My parents were confused when I told them I was planned on studying Ancient Greek and Archaeology in college. However, my dreams of being Indiana Jones took a new form after enrolling in a seminar on Eating Disorders within the psychology department. I was stunned to learn how social and cultural ideals could tarnish our most intimate relationship — that with our own body. Not to mention, experiencing dissatisfaction with our bodies is considered a “normal” experience! This striking interplay between culture, biology and the psyche continues to fuel my passion for the field after all these years.
As a clinical psychologist, I specialize in assessing and treating eating and weight-related disorders across development. I have worked with children, adolescents and young adults with eating pathology both at inpatient and outpatient levels of care. I pride myself in having received extensive training in evidence-based treatments, including Enhanced Cognitive Behavioral Therapy and Family-Based (Maudsley) treatment. I complement these gold-standard treatments with Dialectical Behavioral Therapy (DBT). This transdiagnostic treatment emphasizes learning skills to tolerate intense emotional distress, regulating everyday emotional experiences and improving communication.
The key tenets of my approach to treatment focus on fostering open communication and connection in order to create a collaborative therapeutic environment. My ultimate goal is to assist you and your family in getting back to life as you knew it. While I bring the tips and tricks, I view parents as the experts on their child and family culture. It‘s important that we work together to achieve common goals and to implement a culturally-responsive treatment plan to address your family’s unique needs.
Throughout my training and provision of clinical care, my experiences have highlighted the unique intersection of disordered eating and substance use. Though girls have historically been less likely to initiate substance use than their male peers, recent research has shown this is no longer true in today’s society. Adolescent girls may escalate their substance use quicker and experience greater negative outcomes sooner than their male peers.
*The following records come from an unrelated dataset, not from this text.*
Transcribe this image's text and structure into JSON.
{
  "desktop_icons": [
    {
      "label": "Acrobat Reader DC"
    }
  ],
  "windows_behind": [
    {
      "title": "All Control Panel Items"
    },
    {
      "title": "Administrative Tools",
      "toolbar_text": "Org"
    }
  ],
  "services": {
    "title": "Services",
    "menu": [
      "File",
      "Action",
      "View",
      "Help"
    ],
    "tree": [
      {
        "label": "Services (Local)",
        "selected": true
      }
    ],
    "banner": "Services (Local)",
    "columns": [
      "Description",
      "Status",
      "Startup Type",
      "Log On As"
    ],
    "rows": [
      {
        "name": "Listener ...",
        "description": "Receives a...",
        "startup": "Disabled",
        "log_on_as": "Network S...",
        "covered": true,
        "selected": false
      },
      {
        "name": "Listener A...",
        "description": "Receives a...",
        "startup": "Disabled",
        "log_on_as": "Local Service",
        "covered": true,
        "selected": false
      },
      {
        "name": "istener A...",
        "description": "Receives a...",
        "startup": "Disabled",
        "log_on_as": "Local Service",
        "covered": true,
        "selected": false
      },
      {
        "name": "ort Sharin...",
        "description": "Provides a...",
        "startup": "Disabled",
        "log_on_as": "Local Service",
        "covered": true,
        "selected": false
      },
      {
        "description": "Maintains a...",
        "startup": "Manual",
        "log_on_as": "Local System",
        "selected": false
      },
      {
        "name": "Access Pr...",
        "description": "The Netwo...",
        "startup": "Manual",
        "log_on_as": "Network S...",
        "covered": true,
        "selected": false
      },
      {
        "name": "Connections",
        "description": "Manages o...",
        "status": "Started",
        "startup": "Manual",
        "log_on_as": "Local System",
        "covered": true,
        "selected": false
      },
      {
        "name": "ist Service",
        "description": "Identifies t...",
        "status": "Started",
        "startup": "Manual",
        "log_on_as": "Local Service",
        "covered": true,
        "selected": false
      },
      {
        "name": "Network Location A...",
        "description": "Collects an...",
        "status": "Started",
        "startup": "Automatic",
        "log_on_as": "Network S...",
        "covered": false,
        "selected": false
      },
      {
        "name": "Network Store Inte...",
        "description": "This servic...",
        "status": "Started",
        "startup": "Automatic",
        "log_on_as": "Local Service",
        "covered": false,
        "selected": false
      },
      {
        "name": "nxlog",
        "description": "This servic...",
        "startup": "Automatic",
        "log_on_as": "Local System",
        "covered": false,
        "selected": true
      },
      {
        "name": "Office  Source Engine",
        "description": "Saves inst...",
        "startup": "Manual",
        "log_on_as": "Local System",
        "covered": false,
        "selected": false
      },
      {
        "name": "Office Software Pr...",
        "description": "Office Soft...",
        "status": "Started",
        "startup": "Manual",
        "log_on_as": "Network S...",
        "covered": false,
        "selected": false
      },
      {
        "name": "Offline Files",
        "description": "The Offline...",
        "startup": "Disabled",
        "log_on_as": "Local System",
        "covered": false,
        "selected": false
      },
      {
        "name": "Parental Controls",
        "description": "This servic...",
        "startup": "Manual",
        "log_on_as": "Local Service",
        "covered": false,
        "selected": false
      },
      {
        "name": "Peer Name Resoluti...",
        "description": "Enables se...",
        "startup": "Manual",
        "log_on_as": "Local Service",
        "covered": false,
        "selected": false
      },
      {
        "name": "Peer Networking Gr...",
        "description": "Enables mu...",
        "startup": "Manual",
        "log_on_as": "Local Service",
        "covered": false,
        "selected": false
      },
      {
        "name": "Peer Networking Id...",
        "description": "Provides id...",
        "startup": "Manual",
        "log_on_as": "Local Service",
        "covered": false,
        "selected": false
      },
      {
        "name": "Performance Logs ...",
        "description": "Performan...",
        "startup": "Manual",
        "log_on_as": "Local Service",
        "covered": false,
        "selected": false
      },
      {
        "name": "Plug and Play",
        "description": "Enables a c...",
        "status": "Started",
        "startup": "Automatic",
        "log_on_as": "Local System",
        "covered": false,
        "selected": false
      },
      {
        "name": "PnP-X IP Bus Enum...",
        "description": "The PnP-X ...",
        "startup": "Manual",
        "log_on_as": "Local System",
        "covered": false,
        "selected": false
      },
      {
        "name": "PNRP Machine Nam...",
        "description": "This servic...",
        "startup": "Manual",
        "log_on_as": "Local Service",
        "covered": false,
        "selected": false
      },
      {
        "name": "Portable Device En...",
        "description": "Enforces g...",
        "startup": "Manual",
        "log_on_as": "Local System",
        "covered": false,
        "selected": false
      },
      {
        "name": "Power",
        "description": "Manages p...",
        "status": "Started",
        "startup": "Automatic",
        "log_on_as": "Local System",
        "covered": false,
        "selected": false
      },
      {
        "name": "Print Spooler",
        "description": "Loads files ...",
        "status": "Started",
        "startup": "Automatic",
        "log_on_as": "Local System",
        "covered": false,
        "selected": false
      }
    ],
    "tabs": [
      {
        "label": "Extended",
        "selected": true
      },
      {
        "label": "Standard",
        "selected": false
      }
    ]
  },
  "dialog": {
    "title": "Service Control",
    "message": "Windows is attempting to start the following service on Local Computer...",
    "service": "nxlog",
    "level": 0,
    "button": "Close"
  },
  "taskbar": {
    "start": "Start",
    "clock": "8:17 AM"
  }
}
Despite these emerging trends, prevention and intervention programs often overlook substance use in girls. Few have targeted the specific pathways or motivators, such as using substances to achieve weight-related goals. To this end, much of my published work has centered on understanding how these behaviors emerge and develop in relation to one another over the course of development for the sake of informing intervention efforts.
When I am not working, I love to plan my family’s next adventure — whether it be exploring a new record store downtown or a multi-day hike in the Grand Canyon. I’m an avid football fan and can be found cheering for my alma mater or the Bengals most weekends. In the off-season, I attest to being a proud homebody who enjoys gardening, reading and watching true crime documentaries and reality TV.